Data records section start

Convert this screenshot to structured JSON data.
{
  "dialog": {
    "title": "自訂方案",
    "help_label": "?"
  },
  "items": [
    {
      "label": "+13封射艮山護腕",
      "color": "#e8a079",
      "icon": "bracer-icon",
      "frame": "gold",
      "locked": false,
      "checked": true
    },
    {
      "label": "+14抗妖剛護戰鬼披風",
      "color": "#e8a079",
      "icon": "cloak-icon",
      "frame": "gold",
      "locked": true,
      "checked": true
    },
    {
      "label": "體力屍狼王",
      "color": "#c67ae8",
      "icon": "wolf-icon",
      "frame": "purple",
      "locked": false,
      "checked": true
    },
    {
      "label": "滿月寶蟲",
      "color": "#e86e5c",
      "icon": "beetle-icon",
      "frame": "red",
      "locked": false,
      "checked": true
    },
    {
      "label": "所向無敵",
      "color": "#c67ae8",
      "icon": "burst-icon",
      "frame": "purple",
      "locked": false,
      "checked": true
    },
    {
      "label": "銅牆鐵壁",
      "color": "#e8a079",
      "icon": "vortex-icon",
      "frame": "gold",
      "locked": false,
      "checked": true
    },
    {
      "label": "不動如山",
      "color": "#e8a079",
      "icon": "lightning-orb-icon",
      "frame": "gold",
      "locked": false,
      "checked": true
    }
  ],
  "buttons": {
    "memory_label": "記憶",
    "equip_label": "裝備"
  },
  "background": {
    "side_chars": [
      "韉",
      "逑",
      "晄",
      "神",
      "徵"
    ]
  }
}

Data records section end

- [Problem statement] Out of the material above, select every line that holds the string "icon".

- [Output for this exercise]
      "icon": "bracer-icon",
      "icon": "cloak-icon",
      "icon": "wolf-icon",
      "icon": "beetle-icon",
      "icon": "burst-icon",
      "icon": "vortex-icon",
      "icon": "lightning-orb-icon",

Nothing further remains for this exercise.